The IRS makes clear in a 2004 bulletin that, generally speaking, it will tax a statutory conversion as though the LLC members formally transferred all LLC assets and liabilities to the corporation in exchange for stock, and then immediately liquidated the LLC. However, the specific tax consequences for LLC-to-corporation conversions vary from one case to the next. Because the tax consequences can sometimes be significant, you should consult with a tax adviser before undertaking any conversion.
Our main concern here has been converting the legal form of your business from an LLC to a corporation. However, if you’re seeking to convert your LLC’s tax status from partnership to corporation without changing the LLC’s legal form, you only need to file IRS Form 8832 (to be taxed as a C Corporation) or IRS Form 2553 (to be taxed as an S corporation). (By default, the IRS taxes a multi-member LLC as a partnership and a single-member LLC as a so-called “disregarded entity;” there is no separate IRS tax category for LLCs.) While the IRS forms for changing tax status are fairly straightforward, be aware that this procedure—known as “Check-the-Box”—involves special eligibility criteria; you can find those criteria in the instructions included with the forms.
Certain considerations may affect the timing of your conversion. For example, if you are converting to a C Corporation in order to make your business more attractive to outside investors, you will probably need to convert before any investment occurs. Conversely, if outside investors are not at issue, but the specific nature of your LLC’s assets and liabilities will lead to an undesirable tax burden for the current tax year, you may need to at least temporarily delay the conversion.
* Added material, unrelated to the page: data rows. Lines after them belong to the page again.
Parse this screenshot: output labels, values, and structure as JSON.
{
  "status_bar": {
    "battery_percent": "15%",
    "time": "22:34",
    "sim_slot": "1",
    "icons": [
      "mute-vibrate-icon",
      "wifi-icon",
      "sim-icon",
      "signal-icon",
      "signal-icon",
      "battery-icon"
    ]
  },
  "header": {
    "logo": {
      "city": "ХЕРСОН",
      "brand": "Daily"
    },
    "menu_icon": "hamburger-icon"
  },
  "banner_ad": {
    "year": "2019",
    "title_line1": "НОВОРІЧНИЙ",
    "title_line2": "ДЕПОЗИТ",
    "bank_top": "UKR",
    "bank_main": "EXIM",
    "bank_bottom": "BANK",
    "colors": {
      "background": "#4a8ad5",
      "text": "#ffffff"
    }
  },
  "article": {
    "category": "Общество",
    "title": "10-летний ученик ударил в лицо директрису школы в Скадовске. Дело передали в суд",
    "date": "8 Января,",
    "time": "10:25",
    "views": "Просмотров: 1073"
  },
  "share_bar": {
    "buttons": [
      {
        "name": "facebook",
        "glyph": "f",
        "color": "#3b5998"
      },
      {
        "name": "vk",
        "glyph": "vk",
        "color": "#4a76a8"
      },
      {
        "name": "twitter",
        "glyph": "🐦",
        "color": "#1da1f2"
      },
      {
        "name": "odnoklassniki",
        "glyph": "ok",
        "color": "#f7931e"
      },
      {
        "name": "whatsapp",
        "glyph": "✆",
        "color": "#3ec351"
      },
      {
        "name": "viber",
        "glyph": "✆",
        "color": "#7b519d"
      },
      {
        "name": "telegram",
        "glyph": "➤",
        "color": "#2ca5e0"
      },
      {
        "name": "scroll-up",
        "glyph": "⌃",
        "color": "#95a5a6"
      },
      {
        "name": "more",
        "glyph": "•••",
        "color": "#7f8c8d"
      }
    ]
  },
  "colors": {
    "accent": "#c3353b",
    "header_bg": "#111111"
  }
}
For additional guidance on converting from an LLC to a corporation, check Corporations and S Corporations vs. LLCs. For information on conversion rules in other states, check Nolo’s 50-State Guide to Converting an LLC to a Corporation.